نتیجه گیری انگلیسی
The availability of good quality information about the characteristics of the goods traded is key to a properly functioning market. This has long been understood by academics as well as by practitioners and regulators. But market participants are not always endowed with all necessary information, and typically seek to obtain it, in several cases from other actors in the market. For this reason, authorities have established numerous rules on the amount and kinds of communication between market participants and information providers. Surprisingly, there is little research into the interplay between acquisition of information, its communication and the subsequent trades in the market, which would be necessary to provide foundations for such policy. We partly fill this gap by building a formal model of a market environment with costly acquisition and unverifiable transmission of information.
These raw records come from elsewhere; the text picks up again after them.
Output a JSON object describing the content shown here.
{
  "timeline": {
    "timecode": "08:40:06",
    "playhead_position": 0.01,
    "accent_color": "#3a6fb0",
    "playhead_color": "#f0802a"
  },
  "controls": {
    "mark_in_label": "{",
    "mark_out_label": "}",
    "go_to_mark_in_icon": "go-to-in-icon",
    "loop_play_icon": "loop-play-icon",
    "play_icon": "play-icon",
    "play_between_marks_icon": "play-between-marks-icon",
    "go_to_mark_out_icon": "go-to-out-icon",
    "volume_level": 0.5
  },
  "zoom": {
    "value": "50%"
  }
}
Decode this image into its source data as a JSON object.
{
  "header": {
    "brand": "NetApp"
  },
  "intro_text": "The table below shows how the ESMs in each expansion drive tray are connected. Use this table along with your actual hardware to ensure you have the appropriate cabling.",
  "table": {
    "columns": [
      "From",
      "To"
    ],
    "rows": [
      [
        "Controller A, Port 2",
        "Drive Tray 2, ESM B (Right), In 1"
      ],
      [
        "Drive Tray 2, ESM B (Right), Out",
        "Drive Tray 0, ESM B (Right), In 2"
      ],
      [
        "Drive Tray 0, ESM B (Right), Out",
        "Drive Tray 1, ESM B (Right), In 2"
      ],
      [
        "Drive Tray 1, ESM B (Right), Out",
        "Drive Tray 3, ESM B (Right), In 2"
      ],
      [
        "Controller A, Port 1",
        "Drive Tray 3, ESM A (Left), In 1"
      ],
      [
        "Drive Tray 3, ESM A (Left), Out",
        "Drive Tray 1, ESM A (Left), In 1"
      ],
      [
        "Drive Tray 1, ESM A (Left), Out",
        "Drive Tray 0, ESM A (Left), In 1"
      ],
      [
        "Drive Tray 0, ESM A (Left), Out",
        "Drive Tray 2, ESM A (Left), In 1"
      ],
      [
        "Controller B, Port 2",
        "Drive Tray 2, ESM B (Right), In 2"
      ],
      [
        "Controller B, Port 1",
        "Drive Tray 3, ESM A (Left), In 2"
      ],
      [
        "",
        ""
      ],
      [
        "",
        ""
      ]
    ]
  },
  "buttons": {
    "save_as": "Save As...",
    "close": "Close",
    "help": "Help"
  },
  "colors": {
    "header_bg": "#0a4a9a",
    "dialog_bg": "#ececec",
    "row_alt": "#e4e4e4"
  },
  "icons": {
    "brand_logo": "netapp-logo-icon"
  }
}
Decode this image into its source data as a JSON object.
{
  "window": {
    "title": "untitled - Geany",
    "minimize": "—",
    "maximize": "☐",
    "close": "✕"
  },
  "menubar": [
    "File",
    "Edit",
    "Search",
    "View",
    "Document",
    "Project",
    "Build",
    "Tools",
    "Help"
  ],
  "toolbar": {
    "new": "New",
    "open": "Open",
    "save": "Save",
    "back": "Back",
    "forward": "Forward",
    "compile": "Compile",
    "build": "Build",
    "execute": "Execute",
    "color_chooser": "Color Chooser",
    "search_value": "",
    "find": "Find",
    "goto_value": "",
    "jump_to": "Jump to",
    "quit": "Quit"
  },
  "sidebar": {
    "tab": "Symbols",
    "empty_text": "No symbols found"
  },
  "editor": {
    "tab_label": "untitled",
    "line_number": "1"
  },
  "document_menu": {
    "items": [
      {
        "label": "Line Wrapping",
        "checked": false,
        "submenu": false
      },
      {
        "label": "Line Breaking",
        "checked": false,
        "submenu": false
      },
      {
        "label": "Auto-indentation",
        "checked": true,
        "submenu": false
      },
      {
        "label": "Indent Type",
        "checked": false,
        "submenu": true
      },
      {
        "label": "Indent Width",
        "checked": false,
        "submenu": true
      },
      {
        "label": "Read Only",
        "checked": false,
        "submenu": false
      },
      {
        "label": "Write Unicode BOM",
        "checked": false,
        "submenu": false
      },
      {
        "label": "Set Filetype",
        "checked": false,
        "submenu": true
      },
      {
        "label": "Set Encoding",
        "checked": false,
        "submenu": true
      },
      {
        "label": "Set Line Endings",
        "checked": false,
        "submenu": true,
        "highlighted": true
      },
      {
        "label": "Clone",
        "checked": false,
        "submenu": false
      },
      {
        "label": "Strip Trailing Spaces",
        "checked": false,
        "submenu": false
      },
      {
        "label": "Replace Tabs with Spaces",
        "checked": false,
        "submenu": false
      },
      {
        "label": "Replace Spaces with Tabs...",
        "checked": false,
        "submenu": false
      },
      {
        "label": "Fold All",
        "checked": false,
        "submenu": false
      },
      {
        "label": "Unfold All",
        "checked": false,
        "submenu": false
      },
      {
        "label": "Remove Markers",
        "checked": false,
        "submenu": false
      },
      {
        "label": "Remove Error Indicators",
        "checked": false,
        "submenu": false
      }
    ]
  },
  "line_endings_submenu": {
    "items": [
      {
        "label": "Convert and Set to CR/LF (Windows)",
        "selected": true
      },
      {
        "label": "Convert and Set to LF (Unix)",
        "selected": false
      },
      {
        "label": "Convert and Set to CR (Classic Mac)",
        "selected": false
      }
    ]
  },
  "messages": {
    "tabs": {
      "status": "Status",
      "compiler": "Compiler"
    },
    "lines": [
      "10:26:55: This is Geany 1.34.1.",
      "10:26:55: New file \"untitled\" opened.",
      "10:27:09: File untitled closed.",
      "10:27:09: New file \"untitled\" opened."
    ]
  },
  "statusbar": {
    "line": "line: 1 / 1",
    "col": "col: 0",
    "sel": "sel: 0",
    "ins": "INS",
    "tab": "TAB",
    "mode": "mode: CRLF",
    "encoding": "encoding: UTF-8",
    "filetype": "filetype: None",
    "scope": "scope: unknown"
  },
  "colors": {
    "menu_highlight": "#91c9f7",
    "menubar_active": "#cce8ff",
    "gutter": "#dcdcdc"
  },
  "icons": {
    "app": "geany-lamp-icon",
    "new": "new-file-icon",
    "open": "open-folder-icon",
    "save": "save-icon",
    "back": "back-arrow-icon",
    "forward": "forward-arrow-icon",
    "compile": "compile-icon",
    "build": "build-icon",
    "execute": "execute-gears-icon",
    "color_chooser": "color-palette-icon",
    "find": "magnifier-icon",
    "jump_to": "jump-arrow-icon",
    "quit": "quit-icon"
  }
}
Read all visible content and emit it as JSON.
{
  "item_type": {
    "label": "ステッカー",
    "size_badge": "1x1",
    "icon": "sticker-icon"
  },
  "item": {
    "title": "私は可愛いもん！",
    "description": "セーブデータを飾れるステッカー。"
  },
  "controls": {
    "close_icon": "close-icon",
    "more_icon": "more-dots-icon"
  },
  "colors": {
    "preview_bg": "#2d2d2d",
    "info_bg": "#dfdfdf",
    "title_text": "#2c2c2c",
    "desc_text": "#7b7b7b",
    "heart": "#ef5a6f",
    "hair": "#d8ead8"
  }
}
In this set-up we are able to investigate the conflicts of interest faced by the information providers, see how they vary according to the type of the provider, in which directions they limit the extent of truthful transmission of information and examine the consequences for the performance of the market. By considering an environment where information concerns a prevalent horizontal differentiation component, we find that there are typically inefficiencies because of underinvestment in information acquisition. Usually advocated regulatory interventions, such as firewalls, or limiting the sale of information to parties which have no interest in trading the underlying object, worsen these inefficiencies. In contrast, efficiency can be attained if the seller can sell information of different quality, at different prices, provided additional entry in the market for the sale of information is blocked by suitable regulations. When, on the other hand, the vertical differentiation element is more relevant, firewalls can be beneficial. As we argued in the introduction, both the horizontal and the vertical elements are likely to be part of the information problem in real markets. We thus provide a tool to assess the potential benefits of establishing various kinds of regulations.